• REQUIREMENT:
Within the data below, count the lines that include the word "krab". Provide the number and nothing further.
────────────────────
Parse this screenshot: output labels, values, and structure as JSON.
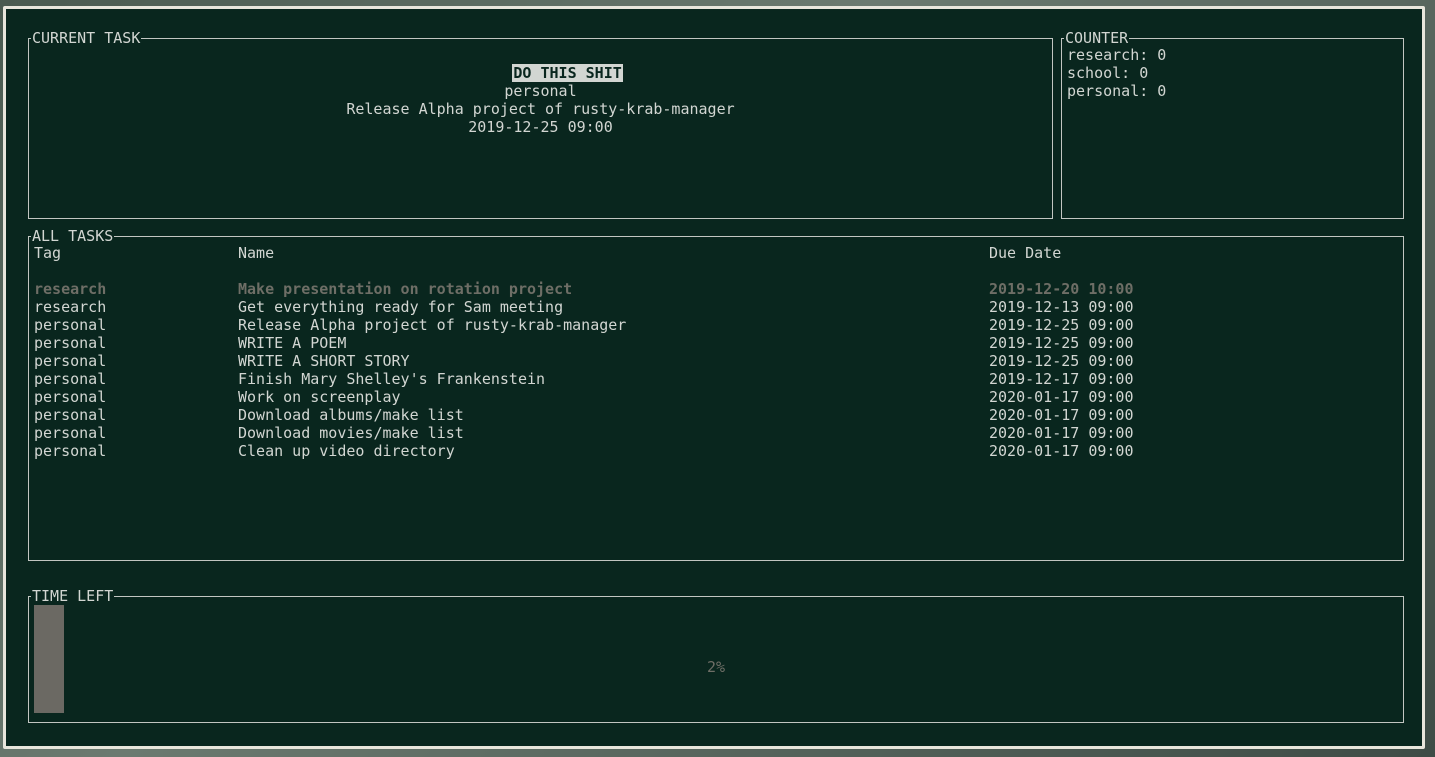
{
  "current_task": {
    "title": "CURRENT TASK",
    "header": "DO THIS SHIT",
    "tag": "personal",
    "name": "Release Alpha project of rusty-krab-manager",
    "due": "2019-12-25 09:00"
  },
  "counter": {
    "title": "COUNTER",
    "items": [
      "research: 0",
      "school: 0",
      "personal: 0"
    ]
  },
  "all_tasks": {
    "title": "ALL TASKS",
    "columns": {
      "tag": "Tag",
      "name": "Name",
      "due": "Due Date"
    },
    "rows": [
      {
        "tag": "research",
        "name": "Make presentation on rotation project",
        "due": "2019-12-20 10:00",
        "selected": true
      },
      {
        "tag": "research",
        "name": "Get everything ready for Sam meeting",
        "due": "2019-12-13 09:00"
      },
      {
        "tag": "personal",
        "name": "Release Alpha project of rusty-krab-manager",
        "due": "2019-12-25 09:00"
      },
      {
        "tag": "personal",
        "name": "WRITE A POEM",
        "due": "2019-12-25 09:00"
      },
      {
        "tag": "personal",
        "name": "WRITE A SHORT STORY",
        "due": "2019-12-25 09:00"
      },
      {
        "tag": "personal",
        "name": "Finish Mary Shelley's Frankenstein",
        "due": "2019-12-17 09:00"
      },
      {
        "tag": "personal",
        "name": "Work on screenplay",
        "due": "2020-01-17 09:00"
      },
      {
        "tag": "personal",
        "name": "Download albums/make list",
        "due": "2020-01-17 09:00"
      },
      {
        "tag": "personal",
        "name": "Download movies/make list",
        "due": "2020-01-17 09:00"
      },
      {
        "tag": "personal",
        "name": "Clean up video directory",
        "due": "2020-01-17 09:00"
      }
    ]
  },
  "time_left": {
    "title": "TIME LEFT",
    "percent_label": "2%",
    "progress": 0.02
  }
}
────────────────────
• RESPONSE AREA:
2